Architects, building designers, engineers, certifiers, builders, handymen and homeowners all access the documents to obtain expert, straight-forward and accurate advice that reflect Australian Standards, state and national Building Codes and current best practice. This makes the right selection, specification and use of timber and timber products so much easier. Most importantly they are developed in Queensland for Queensland applications – information that cannot be obtained elsewhere.
The revised TDS are now available on TQ’s website in the Members Only Resource Centre. If you would like to find out how to join TQ and obtain the documents as part of your membership see here.
Copies of the full set of TDS are also avaliable for purchase in TQ's Online Shop.
Advisory Note - Recommendations on the Use of H3 LOSP Treated Pine
This Advisory Note, produced by Timber Queensland and the Building Services Authority, provides best practice guidelines that reflect industry company recommendations covering installation, finishing and maintenance as well as a check list for builders. It is hoped publication of this note will lead to an increased awareness by the building industry of requirements for use of these products resulting in improved performance.
Recommendations on the use of H3 LOSP Treated Pine
Subscribe to TQ's event notifcation service
Timber Queensland reguarly holds technical and industry focused seminars, workshops and networking events.
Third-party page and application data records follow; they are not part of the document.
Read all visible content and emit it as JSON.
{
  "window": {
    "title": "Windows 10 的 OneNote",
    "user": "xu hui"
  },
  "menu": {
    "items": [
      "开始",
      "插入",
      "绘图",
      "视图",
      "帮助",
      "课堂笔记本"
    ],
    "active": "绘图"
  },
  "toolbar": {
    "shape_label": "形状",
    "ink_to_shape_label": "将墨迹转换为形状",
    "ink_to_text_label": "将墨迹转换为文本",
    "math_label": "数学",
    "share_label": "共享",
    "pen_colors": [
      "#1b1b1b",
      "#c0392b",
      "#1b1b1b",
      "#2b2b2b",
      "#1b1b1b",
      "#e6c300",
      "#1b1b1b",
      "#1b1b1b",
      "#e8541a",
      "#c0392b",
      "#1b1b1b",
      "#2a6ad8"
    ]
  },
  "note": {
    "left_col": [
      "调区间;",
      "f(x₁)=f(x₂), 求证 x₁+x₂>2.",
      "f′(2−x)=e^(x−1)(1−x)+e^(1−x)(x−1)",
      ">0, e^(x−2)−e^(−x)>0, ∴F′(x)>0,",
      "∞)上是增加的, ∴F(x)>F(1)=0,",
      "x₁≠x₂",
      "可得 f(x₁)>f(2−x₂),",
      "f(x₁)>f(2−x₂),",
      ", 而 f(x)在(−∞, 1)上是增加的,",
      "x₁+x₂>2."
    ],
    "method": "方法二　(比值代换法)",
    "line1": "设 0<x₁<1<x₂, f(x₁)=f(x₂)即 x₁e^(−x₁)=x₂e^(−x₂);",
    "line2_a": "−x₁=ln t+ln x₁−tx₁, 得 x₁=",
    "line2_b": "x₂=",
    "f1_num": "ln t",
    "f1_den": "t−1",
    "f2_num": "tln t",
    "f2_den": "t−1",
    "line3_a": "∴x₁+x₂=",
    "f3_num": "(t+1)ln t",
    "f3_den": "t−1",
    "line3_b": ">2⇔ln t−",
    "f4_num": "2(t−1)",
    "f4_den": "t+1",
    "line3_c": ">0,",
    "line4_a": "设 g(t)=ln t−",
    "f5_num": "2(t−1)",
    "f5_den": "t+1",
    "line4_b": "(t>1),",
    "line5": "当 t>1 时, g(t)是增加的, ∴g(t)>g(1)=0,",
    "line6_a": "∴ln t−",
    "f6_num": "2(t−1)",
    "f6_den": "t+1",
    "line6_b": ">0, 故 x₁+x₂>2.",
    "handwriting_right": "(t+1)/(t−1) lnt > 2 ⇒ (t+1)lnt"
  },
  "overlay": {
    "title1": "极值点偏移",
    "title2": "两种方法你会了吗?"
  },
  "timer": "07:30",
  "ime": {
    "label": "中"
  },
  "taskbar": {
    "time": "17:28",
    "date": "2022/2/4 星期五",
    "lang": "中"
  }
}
To be notified of upcoming events register for event notifications here.
Myrtle Rust in Queensland
Myrtle rust is a serious fungal disease that affects plants in the Myrtaceae family. This family includes Australian natives such as rose apple (lilly pilly), bottle brush and tea tree.
Myrtle rust also affects many plants that are commonly found in gardens. These include:
• willow myrtle
• thready-bark myrtle
• scrub cherry
• lemon scented myrtle.
Myrtle rust cannot be eradicated and will continue to spread in Queensland as it produces large numbers of spores that are easily spread by wind, human activity and animals. However, to determine how far it has spread and to learn more about the disease Biosecurity Queensland needs to know if you think you have seen myrtle rust. Call 13 25 23 or visit www.biosecurity.qld.gov.au to report any suspect sightings. Find out more from the Biosecurity Queensland Myrtle Rust factsheet
and visit the DEEDI
The Facts: Chain of Custody Certification & Forest Certification Schemes
Government, businesses and consumers are steadily growing demand for certified timber. But what is certified timber? How does it get certified? And who certifies it as coming from legal and sustainable forests? To answer these common questions Timber Queensland has produced two fact sheets summarising the major issues invovled in Chain of Custody Certification and Forest Certification Schemes.
The Facts: Chain of Custody Certification
The Facts: Forest Certification Schemes